REDD - Saving Rainforests The Smart Way
September 17, 2015.
Now that we know that climate change is the real deal – we need to focus on the steps we can take to prevent it.
Here’s a big one – SAVE THE PLANET’s FORESTS!
It turns out that in addition to being home for thousands of amazing critters, which by itself would be sufficient reason to act on climate change, ongoing deforestation and forest degradation account for a whopping 15% of global gas emissions!
That’s a big deal.
During normal growth and regeneration, they remove massive amounts of carbon dioxide from the atmosphere and build-up biomass. By nature, they are a natural "sink" for the increasing concentrations of greenhouse gases. Healthy forest management is estimated to be one of the most cost-efficient climate change mitigation strategies.
That’s why we like REDD+.
REDD+ stands for Reduce Emissions from Deforestation and forest Degradation. Developed through the United Nations Framework Convention on Climate Change (UNFCCC), it is essentially a vehicle to financially reward developing countries if they commit to making verified efforts towards sustainable forest management and the enhancement of forest carbon stocks.
To be eligible for REDD+, participating countries must implement measuring and monitoring systems compliant with UNFCCC standards (MRV). To help facilitate this, there is the UN-REDD Programme, which helps countries develop cost-effective, robust and compatible systems for MRV. These systems are designed to use both field inventory data and satellite data to establish reference emission levels. The Programme is working with international experts such as NASA, Brazil’s National Institute for Space Research (INPE) and the US Geological Survey to provide partner countries with planning tools and advice to help strengthen their technical and institutional capacity for effective national MRV systems.
The goal here is to mobilize financial resources for developed countries through both grants and direct investments in areas like forest management and renewable energy development. Also, programs the Green Climate Fund are now working so participating countries can apply for result-based financing.
And even if climate change is not your passion, there are many reasons to take the long stewardship view on forests.
Implementing REDD+ will have secondary benefits including:
- helping conserve water resources
- preventing flooding
- reducing run-off
- helping to control soil erosion
- reducing river siltation
- helping protect fisheries
- protecting investments in hydropower facilities
- preserving biodiversity
- and preserving indigenous cultures and traditions.

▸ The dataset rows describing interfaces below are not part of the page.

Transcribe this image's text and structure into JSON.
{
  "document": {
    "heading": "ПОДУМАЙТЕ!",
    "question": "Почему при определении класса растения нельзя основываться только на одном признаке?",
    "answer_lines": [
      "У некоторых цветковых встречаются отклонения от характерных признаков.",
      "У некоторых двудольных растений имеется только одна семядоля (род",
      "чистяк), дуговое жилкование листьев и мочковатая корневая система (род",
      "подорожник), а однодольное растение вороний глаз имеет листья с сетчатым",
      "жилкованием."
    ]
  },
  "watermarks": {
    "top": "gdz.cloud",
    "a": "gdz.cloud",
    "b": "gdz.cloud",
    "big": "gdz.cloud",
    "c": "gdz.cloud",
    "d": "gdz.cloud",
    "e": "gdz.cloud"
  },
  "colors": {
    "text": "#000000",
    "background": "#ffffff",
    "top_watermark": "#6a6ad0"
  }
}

And there is really good news. Thanks to the tireless efforts of negotiators from around the world, an updated REDD+ plan could be one of major achievements at the upcoming COP21 talks in Paris this December.
Let’s keep our fingers crossed.
The payoff will benefit us all.
Keep in touch!